> [EXERCISE BRIEF]:
The word "true" occurs in some lines of the data. Return each such line.

> [AVAILABLE RECORDS]:
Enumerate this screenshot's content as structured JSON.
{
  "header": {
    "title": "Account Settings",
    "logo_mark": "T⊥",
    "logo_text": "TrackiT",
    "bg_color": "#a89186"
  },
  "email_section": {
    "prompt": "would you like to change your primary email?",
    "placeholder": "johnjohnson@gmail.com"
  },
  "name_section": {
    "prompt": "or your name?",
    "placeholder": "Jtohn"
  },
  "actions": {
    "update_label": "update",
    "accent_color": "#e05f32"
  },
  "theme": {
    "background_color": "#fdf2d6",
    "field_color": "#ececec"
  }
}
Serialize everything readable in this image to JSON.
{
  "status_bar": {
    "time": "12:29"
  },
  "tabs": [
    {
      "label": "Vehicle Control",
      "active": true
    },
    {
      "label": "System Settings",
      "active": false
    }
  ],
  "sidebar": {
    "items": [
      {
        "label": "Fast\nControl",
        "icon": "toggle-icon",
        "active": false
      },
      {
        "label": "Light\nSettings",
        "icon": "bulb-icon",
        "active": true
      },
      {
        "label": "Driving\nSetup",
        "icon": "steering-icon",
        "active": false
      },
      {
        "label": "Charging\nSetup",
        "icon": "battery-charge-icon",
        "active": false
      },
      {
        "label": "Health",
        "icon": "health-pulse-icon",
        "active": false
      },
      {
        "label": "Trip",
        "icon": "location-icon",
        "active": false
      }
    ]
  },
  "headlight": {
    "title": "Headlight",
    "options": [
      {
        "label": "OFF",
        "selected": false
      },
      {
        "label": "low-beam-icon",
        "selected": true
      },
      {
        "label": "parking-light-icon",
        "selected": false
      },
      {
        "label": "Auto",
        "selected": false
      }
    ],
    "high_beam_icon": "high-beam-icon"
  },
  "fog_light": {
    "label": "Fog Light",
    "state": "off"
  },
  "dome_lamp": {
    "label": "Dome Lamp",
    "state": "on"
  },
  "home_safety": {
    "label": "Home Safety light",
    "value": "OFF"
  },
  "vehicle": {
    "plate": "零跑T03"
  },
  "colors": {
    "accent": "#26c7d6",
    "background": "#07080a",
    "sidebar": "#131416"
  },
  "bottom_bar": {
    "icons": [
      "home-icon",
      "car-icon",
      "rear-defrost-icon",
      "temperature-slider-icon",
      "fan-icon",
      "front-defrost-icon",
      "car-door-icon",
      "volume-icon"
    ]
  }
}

> [ANSWER TO THE EXERCISE]:
      "active": true
        "active": true
        "selected": true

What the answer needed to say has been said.